I have not yet finised reding or even scanning Aspergirls, but I know that in it is a part on mutism in (Asperger’s) autistics. I also recall that in 2003 or 2004, I was on an autism discussion board and selective mutism was regularly discussed. Not necessairly in the context of autistic kids or adults, but as a similar disorder.

Indeed, many autistics, myself included, have symptoms that could minmic selective mutism, where a person is able to speak in certain situations but not in others. A person cannot technically be diagnosed with both selective mutism and an autistic spectrum disorder, since when a person is autistic, their selective mutism symptoms are chalked up to that.

I do not know what the literature says about this, so I can only speak for myself, but I often get “locked up inside” out of anxiety. For example, in high school, when my tutor raised topics that hit too close to home, I shut down. However, I can also experience mutism when my thoughts get interrupted or I’m overloaded. Then, my brain shuts down in another respect.

So what can parents and teachers do about selective mutism in an autistic? What they did to me, both my parents and my teachers, was force me to speak. I remember one night when I was about sixteen, being made to stay up until I’d told my parents a certain rather personal thing. Let me say, thhis is not the way to go. Anxiety may play a factor in selective mutism symptoms. When you use force, this anxiety will only get worse. Also, if your child does not trust you enough to talk to about personal issues, that’s something to work on first.
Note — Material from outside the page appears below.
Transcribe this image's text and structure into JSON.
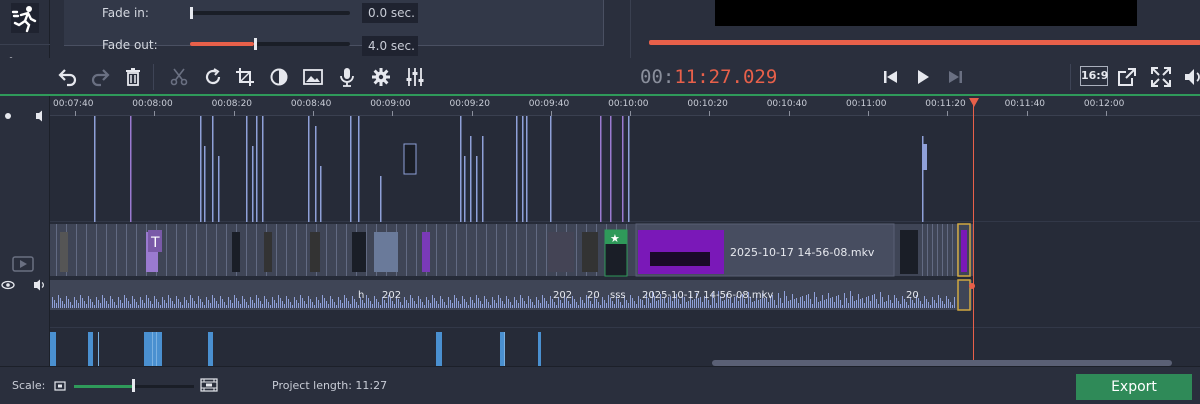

When the root of the mutism is not anxiety, still, force will not work. When a person is overloaded, the words and actions you use to make them speak, will often only overwhelm them more. Let them quietly think for a bit instead. You might want to ask what the autistic needs – quiet time to process, an alternative communication modality, etc. -, and the person may be able to indicate this in a way even if they don’t use words. Sometimes, asking questions will help, at least with me, but sometimes, this will distract me only further from what I wanted to say.